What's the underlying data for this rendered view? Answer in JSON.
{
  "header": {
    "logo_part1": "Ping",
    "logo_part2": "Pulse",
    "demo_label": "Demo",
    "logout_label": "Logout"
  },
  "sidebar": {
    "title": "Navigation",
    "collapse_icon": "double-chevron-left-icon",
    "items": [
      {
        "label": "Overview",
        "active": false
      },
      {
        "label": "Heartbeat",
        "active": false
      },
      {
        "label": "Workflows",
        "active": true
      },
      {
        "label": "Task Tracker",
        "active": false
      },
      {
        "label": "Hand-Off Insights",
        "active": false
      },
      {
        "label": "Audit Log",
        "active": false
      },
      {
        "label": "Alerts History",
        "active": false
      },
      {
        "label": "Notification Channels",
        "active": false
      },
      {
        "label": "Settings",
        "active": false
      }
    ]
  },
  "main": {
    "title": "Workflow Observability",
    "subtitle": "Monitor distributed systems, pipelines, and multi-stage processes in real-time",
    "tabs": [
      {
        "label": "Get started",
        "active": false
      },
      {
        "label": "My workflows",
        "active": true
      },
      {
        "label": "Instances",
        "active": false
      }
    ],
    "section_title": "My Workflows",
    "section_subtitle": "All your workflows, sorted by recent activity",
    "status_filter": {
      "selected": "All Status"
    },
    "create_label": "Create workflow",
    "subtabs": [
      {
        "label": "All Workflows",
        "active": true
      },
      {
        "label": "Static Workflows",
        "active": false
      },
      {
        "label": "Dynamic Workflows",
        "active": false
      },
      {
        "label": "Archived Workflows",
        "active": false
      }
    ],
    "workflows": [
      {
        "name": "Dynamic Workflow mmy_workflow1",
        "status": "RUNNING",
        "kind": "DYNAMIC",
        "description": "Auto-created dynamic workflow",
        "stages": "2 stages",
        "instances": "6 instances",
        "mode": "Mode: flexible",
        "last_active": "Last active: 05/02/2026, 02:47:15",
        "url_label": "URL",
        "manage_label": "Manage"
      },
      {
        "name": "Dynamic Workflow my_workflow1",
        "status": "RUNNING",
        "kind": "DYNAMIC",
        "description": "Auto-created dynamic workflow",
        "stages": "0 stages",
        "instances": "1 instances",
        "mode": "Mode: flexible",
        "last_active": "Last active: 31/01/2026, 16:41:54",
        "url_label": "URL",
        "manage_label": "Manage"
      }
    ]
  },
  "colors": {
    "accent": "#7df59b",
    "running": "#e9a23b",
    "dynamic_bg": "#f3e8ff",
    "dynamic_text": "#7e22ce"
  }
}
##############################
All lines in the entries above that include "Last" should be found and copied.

        "last_active": "Last active: 05/02/2026, 02:47:15",
        "last_active": "Last active: 31/01/2026, 16:41:54",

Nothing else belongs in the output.